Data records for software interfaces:
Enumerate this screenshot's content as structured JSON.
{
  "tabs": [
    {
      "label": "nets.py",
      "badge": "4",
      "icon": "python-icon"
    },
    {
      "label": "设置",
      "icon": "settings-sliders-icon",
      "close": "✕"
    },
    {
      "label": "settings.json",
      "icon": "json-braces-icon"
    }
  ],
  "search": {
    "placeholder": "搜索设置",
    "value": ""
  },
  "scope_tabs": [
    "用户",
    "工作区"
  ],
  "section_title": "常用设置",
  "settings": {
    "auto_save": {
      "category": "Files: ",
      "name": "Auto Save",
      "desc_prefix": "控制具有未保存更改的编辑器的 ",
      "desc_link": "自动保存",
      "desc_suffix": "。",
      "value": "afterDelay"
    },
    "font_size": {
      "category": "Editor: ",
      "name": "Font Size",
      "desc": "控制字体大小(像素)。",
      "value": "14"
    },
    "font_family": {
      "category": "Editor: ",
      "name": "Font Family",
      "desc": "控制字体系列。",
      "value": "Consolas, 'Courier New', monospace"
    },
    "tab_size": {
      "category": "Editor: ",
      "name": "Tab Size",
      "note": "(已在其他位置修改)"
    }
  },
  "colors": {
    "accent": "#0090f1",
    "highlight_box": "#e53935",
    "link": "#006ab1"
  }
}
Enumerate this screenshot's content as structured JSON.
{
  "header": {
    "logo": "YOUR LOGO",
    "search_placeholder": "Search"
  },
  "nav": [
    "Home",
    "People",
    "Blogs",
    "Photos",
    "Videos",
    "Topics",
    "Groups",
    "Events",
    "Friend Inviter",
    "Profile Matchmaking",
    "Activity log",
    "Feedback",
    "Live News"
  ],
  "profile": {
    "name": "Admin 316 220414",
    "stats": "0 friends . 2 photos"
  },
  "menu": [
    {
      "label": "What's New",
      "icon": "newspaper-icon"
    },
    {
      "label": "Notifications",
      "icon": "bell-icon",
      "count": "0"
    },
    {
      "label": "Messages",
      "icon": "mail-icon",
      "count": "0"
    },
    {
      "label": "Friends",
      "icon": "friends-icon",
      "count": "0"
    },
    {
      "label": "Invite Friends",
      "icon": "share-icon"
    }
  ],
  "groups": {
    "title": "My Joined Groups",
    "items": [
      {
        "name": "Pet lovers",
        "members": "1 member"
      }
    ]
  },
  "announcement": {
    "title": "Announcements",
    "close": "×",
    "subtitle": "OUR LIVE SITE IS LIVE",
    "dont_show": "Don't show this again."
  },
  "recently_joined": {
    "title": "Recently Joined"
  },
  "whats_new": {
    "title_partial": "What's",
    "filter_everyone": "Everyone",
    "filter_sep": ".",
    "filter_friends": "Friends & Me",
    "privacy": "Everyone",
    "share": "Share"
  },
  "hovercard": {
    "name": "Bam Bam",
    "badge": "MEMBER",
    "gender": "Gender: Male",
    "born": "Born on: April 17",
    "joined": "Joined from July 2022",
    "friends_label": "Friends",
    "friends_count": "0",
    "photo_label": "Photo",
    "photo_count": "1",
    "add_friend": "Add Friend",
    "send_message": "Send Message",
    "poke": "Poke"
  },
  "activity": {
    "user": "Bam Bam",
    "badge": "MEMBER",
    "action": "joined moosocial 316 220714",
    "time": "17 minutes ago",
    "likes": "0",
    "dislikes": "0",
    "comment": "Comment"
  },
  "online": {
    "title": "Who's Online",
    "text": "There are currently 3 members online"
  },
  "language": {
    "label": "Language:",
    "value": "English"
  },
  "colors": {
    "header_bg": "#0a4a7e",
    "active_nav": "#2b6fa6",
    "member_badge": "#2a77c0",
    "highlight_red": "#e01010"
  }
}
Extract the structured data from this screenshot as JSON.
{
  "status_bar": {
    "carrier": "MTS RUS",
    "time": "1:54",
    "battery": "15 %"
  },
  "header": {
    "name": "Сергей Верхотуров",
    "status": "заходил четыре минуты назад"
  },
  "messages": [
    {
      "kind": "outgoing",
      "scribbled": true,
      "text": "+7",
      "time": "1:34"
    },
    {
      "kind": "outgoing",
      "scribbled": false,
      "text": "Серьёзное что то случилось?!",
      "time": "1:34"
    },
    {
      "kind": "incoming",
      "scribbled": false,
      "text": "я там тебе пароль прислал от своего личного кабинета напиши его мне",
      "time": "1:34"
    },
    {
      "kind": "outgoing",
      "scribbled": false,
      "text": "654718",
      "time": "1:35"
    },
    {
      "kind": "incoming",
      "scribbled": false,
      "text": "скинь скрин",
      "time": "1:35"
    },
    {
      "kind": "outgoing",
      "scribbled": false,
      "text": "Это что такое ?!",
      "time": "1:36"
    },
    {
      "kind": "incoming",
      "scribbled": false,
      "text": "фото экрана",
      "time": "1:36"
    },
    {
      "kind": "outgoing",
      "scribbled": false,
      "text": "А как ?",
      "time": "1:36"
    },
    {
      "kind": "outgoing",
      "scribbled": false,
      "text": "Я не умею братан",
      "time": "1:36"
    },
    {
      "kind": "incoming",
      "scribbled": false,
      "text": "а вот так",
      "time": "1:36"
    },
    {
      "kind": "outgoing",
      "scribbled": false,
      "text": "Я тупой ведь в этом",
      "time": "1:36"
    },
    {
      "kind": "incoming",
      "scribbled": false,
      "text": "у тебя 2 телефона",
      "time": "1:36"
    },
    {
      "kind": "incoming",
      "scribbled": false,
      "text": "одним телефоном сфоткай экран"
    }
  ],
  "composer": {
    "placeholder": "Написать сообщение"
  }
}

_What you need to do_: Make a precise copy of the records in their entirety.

_Answer section_:
Enumerate this screenshot's content as structured JSON.
{
  "tabs": [
    {
      "label": "nets.py",
      "badge": "4",
      "icon": "python-icon"
    },
    {
      "label": "设置",
      "icon": "settings-sliders-icon",
      "close": "✕"
    },
    {
      "label": "settings.json",
      "icon": "json-braces-icon"
    }
  ],
  "search": {
    "placeholder": "搜索设置",
    "value": ""
  },
  "scope_tabs": [
    "用户",
    "工作区"
  ],
  "section_title": "常用设置",
  "settings": {
    "auto_save": {
      "category": "Files: ",
      "name": "Auto Save",
      "desc_prefix": "控制具有未保存更改的编辑器的 ",
      "desc_link": "自动保存",
      "desc_suffix": "。",
      "value": "afterDelay"
    },
    "font_size": {
      "category": "Editor: ",
      "name": "Font Size",
      "desc": "控制字体大小(像素)。",
      "value": "14"
    },
    "font_family": {
      "category": "Editor: ",
      "name": "Font Family",
      "desc": "控制字体系列。",
      "value": "Consolas, 'Courier New', monospace"
    },
    "tab_size": {
      "category": "Editor: ",
      "name": "Tab Size",
      "note": "(已在其他位置修改)"
    }
  },
  "colors": {
    "accent": "#0090f1",
    "highlight_box": "#e53935",
    "link": "#006ab1"
  }
}
Enumerate this screenshot's content as structured JSON.
{
  "header": {
    "logo": "YOUR LOGO",
    "search_placeholder": "Search"
  },
  "nav": [
    "Home",
    "People",
    "Blogs",
    "Photos",
    "Videos",
    "Topics",
    "Groups",
    "Events",
    "Friend Inviter",
    "Profile Matchmaking",
    "Activity log",
    "Feedback",
    "Live News"
  ],
  "profile": {
    "name": "Admin 316 220414",
    "stats": "0 friends . 2 photos"
  },
  "menu": [
    {
      "label": "What's New",
      "icon": "newspaper-icon"
    },
    {
      "label": "Notifications",
      "icon": "bell-icon",
      "count": "0"
    },
    {
      "label": "Messages",
      "icon": "mail-icon",
      "count": "0"
    },
    {
      "label": "Friends",
      "icon": "friends-icon",
      "count": "0"
    },
    {
      "label": "Invite Friends",
      "icon": "share-icon"
    }
  ],
  "groups": {
    "title": "My Joined Groups",
    "items": [
      {
        "name": "Pet lovers",
        "members": "1 member"
      }
    ]
  },
  "announcement": {
    "title": "Announcements",
    "close": "×",
    "subtitle": "OUR LIVE SITE IS LIVE",
    "dont_show": "Don't show this again."
  },
  "recently_joined": {
    "title": "Recently Joined"
  },
  "whats_new": {
    "title_partial": "What's",
    "filter_everyone": "Everyone",
    "filter_sep": ".",
    "filter_friends": "Friends & Me",
    "privacy": "Everyone",
    "share": "Share"
  },
  "hovercard": {
    "name": "Bam Bam",
    "badge": "MEMBER",
    "gender": "Gender: Male",
    "born": "Born on: April 17",
    "joined": "Joined from July 2022",
    "friends_label": "Friends",
    "friends_count": "0",
    "photo_label": "Photo",
    "photo_count": "1",
    "add_friend": "Add Friend",
    "send_message": "Send Message",
    "poke": "Poke"
  },
  "activity": {
    "user": "Bam Bam",
    "badge": "MEMBER",
    "action": "joined moosocial 316 220714",
    "time": "17 minutes ago",
    "likes": "0",
    "dislikes": "0",
    "comment": "Comment"
  },
  "online": {
    "title": "Who's Online",
    "text": "There are currently 3 members online"
  },
  "language": {
    "label": "Language:",
    "value": "English"
  },
  "colors": {
    "header_bg": "#0a4a7e",
    "active_nav": "#2b6fa6",
    "member_badge": "#2a77c0",
    "highlight_red": "#e01010"
  }
}
Extract the structured data from this screenshot as JSON.
{
  "status_bar": {
    "carrier": "MTS RUS",
    "time": "1:54",
    "battery": "15 %"
  },
  "header": {
    "name": "Сергей Верхотуров",
    "status": "заходил четыре минуты назад"
  },
  "messages": [
    {
      "kind": "outgoing",
      "scribbled": true,
      "text": "+7",
      "time": "1:34"
    },
    {
      "kind": "outgoing",
      "scribbled": false,
      "text": "Серьёзное что то случилось?!",
      "time": "1:34"
    },
    {
      "kind": "incoming",
      "scribbled": false,
      "text": "я там тебе пароль прислал от своего личного кабинета напиши его мне",
      "time": "1:34"
    },
    {
      "kind": "outgoing",
      "scribbled": false,
      "text": "654718",
      "time": "1:35"
    },
    {
      "kind": "incoming",
      "scribbled": false,
      "text": "скинь скрин",
      "time": "1:35"
    },
    {
      "kind": "outgoing",
      "scribbled": false,
      "text": "Это что такое ?!",
      "time": "1:36"
    },
    {
      "kind": "incoming",
      "scribbled": false,
      "text": "фото экрана",
      "time": "1:36"
    },
    {
      "kind": "outgoing",
      "scribbled": false,
      "text": "А как ?",
      "time": "1:36"
    },
    {
      "kind": "outgoing",
      "scribbled": false,
      "text": "Я не умею братан",
      "time": "1:36"
    },
    {
      "kind": "incoming",
      "scribbled": false,
      "text": "а вот так",
      "time": "1:36"
    },
    {
      "kind": "outgoing",
      "scribbled": false,
      "text": "Я тупой ведь в этом",
      "time": "1:36"
    },
    {
      "kind": "incoming",
      "scribbled": false,
      "text": "у тебя 2 телефона",
      "time": "1:36"
    },
    {
      "kind": "incoming",
      "scribbled": false,
      "text": "одним телефоном сфоткай экран"
    }
  ],
  "composer": {
    "placeholder": "Написать сообщение"
  }
}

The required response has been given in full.